The historical and religious significance of a tiny, ancient wall carving that might be bulldozed to make way for 2,500 homes has prompted growing debate between local American Indian groups and Irvine Co.
The carving looks like little more than a doodle, according to archeologists who have seen it--a wavy line about 4 inches long with a circle at one end. It was cut into the wall of a shallow cave by a Native American almost 2,000 years ago on what is now Irvine Co. land near the Turtle Rock community in Irvine.
Company officials and archeologists have invited local tribal representatives to view it and submit ideas for its fate. But they say there are far larger, more significant finds that will be preserved in the area.
Local Native American groups, however, say the site and others like it are sacred grounds that all should be left intact.
"The Turtle Rock area is considered one of the more sacred areas, and I would imagine these sites could be tied to some of our major villages," said Dameon Shilo, chairman of the Juaneno Band of Mission Indians.
The hollow with the carving is one of nine containing Indian artifacts that dot 1,600 rugged acres in Irvine at the foot of the San Joaquin Hills. Seven will be preserved on about 1,000 open acres bordered roughly by the San Joaquin Hills toll road, Shady Canyon Road and Bonita Canyon Drive.
The remaining two, which sit on opposite sides of an unnamed creek, are in the middle of an area where Irvine Co. has approval to build the homes.
One of the sites is definitely destined for demolition. Numerous archeologists agree that the crushed shells and chipped stone inside tell little about the Native Americans who used it. The site has been documented, as required by law, and archeologists will monitor demolition in case other artifacts hidden deeper in the soil are turned up. If so, any significant artifacts will be removed.
The other cave contains the wall carving that some consider a valuable archeological find.
Although such cave drawings or carvings exist throughout Southern California, the debate over this one centers on whether every fragment can or should be preserved to maintain historic and cultural links.
The floor of the cave containing the small etching is thick with midden--a dark, greasy soil mixed with shells, plant material and chipped stone. Archeologists say the midden shows that tribes probably ate meals there, perhaps as long as 1,700 years ago. The chipped stone suggests that tribal members also fashioned their arrowheads in the rock shelter.
Like other etchings found in caves around the county, archeologists say, it holds clues to ancient civilizations that roamed the area, some dating back 3,000 years.
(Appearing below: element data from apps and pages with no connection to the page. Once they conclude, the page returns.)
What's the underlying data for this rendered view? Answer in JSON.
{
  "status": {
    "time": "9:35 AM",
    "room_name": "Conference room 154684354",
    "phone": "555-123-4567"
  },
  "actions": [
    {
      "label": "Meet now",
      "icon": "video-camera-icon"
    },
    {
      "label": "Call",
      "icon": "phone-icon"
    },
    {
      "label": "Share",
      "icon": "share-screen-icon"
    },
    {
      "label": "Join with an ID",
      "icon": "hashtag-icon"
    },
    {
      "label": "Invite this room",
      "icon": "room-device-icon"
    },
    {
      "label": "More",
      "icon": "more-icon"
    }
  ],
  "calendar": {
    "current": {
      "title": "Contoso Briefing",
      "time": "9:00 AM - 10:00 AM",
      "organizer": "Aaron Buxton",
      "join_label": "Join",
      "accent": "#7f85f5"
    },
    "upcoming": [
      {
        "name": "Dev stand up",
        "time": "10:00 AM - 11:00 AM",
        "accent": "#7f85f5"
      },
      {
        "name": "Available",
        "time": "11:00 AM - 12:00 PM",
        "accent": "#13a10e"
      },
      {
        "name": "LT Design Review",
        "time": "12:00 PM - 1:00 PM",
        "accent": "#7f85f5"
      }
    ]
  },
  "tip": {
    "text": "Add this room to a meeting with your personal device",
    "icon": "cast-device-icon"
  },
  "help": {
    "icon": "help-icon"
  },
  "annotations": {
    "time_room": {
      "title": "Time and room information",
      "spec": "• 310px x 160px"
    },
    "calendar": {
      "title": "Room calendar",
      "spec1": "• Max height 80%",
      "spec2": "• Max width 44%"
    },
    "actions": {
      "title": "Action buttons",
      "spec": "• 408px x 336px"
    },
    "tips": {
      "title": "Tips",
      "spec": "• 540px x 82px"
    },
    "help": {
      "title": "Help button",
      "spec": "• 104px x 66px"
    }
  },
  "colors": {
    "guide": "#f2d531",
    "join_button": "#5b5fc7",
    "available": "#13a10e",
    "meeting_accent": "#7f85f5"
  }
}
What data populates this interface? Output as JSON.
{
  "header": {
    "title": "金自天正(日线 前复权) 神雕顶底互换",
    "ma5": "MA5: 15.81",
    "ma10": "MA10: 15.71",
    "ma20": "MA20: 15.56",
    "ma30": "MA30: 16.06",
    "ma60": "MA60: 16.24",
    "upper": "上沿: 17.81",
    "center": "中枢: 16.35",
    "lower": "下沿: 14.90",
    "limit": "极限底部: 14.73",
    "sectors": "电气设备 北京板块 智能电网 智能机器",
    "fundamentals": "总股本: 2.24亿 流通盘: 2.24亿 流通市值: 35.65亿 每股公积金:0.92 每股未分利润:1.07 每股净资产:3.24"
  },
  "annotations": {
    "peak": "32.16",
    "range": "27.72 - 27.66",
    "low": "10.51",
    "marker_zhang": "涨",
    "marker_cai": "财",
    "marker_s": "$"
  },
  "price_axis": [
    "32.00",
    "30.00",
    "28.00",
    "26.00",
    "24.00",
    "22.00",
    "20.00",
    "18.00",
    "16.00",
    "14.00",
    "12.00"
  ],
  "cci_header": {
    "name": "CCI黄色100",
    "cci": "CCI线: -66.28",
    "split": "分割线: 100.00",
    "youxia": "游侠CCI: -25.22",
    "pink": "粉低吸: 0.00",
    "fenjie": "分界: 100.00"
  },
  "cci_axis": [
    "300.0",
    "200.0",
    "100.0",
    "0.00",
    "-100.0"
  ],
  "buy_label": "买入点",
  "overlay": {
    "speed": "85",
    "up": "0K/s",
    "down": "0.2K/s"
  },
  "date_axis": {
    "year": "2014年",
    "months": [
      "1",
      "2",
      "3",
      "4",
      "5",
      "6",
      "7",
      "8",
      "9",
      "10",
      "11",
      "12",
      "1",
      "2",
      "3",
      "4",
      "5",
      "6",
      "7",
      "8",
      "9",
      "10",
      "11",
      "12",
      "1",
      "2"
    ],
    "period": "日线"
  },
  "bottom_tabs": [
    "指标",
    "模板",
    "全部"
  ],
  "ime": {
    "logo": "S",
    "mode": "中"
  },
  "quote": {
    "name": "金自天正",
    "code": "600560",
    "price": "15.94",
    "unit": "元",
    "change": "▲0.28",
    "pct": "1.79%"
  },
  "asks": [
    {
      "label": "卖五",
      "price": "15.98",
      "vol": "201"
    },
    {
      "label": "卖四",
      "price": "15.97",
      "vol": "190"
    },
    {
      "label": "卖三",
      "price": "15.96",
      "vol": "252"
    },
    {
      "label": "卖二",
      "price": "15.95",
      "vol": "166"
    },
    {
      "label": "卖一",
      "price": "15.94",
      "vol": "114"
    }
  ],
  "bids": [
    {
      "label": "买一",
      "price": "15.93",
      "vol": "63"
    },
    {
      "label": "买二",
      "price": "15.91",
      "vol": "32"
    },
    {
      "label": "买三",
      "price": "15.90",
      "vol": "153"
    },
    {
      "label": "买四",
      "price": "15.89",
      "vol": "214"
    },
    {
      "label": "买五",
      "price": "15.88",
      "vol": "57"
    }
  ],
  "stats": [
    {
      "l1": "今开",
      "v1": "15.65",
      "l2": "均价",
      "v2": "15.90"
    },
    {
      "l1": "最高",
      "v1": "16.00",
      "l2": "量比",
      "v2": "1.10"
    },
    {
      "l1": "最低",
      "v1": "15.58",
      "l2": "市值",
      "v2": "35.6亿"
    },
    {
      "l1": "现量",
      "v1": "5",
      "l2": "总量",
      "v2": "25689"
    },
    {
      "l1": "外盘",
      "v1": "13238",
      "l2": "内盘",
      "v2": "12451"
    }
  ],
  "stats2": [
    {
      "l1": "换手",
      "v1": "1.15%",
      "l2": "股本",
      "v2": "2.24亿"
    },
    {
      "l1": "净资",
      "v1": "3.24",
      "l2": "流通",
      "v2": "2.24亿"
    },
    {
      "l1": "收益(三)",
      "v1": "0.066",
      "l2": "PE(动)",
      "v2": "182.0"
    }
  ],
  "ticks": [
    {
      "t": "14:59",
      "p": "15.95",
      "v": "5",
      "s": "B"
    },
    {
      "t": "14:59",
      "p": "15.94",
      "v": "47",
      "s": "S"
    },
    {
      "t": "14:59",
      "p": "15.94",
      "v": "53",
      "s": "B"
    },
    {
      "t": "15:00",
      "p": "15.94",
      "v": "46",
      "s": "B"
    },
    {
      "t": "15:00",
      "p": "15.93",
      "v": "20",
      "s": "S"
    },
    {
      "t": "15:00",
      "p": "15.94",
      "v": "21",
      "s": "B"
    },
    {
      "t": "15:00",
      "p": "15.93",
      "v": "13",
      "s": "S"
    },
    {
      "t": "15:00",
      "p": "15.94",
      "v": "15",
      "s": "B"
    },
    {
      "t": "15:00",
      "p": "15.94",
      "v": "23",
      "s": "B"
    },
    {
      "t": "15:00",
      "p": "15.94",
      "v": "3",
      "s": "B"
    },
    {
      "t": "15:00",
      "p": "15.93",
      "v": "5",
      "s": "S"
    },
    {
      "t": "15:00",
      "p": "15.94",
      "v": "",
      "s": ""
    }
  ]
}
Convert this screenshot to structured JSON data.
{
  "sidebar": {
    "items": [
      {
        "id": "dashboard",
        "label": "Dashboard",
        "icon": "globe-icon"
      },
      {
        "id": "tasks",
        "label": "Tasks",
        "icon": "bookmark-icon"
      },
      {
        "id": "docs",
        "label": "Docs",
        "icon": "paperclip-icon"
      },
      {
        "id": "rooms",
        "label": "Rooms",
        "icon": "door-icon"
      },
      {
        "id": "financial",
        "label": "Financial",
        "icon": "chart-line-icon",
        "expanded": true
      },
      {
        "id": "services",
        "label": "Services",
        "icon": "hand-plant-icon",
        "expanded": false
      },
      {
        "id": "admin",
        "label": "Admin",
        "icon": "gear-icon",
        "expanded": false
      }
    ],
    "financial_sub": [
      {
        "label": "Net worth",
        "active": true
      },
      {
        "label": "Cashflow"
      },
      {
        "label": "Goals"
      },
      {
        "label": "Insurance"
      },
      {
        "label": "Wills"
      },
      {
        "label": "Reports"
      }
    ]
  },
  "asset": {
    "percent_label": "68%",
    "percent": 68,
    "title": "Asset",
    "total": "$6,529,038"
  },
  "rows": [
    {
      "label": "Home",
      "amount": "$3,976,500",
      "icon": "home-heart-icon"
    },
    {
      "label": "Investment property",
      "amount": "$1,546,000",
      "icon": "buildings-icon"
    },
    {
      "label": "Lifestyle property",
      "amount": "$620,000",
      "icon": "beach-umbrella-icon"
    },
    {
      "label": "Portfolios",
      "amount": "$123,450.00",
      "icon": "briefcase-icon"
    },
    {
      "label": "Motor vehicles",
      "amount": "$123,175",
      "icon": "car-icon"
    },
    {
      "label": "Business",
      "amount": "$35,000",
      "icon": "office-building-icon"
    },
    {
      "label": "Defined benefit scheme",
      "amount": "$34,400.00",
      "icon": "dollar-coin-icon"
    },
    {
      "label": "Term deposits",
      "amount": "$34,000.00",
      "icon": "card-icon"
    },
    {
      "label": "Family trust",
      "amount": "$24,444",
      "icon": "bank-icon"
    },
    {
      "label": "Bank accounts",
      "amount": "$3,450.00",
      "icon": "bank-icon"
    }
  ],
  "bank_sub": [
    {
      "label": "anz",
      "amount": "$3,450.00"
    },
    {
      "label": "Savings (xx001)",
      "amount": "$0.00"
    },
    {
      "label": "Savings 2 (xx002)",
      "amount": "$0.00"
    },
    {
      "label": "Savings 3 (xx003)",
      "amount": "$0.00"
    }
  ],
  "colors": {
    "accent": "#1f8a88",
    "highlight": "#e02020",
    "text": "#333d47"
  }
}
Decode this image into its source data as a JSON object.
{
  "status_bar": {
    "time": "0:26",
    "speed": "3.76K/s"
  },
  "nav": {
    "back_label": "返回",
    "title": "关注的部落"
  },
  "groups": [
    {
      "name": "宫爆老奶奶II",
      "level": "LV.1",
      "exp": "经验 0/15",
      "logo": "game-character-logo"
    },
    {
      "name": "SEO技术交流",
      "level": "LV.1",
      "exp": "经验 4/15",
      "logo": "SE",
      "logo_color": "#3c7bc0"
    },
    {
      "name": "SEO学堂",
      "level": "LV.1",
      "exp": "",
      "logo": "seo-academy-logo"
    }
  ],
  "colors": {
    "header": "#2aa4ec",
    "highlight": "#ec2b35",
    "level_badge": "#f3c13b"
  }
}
The language of the walls--the carvings and drawings--is unknown, and experts say they can only guess at the meaning. Some could have served as navigational tools; some could have religious or ceremonial connotations. But some experts say there is still information that can be gleaned from them.
"We believe the site is important and still has a lot of information in it," said Pamela Maxwell, an archeologist with the Army Corps of Engineers who examined the cave. "It can tell us what was going on at that time. But ultimately, it's the Irvine Co.'s property, and we cannot legally demand that they save it."
Preserving Sites Isn't Mandatory
Under the California Environmental Quality Act and the National Historic Preservation Act, developers are required to study the significance of archeological sites. While preservation is encouraged, it isn't mandatory. The developer can build over the site, provided that the artifacts and other important information are documented in some way.
But to members of the Juaneno and Gabrielino/Tongva tribes, whose ancestors inhabited the area, the value of the rock shelters goes beyond their scientific worth. They are sacred ground and should be preserved--no matter how insignificant the artifacts may appear to be, the tribes say.
"This is part of our history; it is tied to our culture," Shilo said.
Paul Apodaca, a Chapman University professor and an authority on Native American studies, cautions against tampering with historic sites no matter how small they might be.
"It's not acceptable to destroy the artifacts of history, even if they are documented on paper," said Apodaca, a Native American. "Later generations can always question whether that documentation is accurate or even true."
Irvine Co. generally favors preservation but believes it can be taken to an extreme, said Steve Letterly, vice president of environmental permitting.
"At some point, these groups will have to decide what's important to preserve," said Steve Conkling, an archeologist hired by Irvine Co. to study the cave.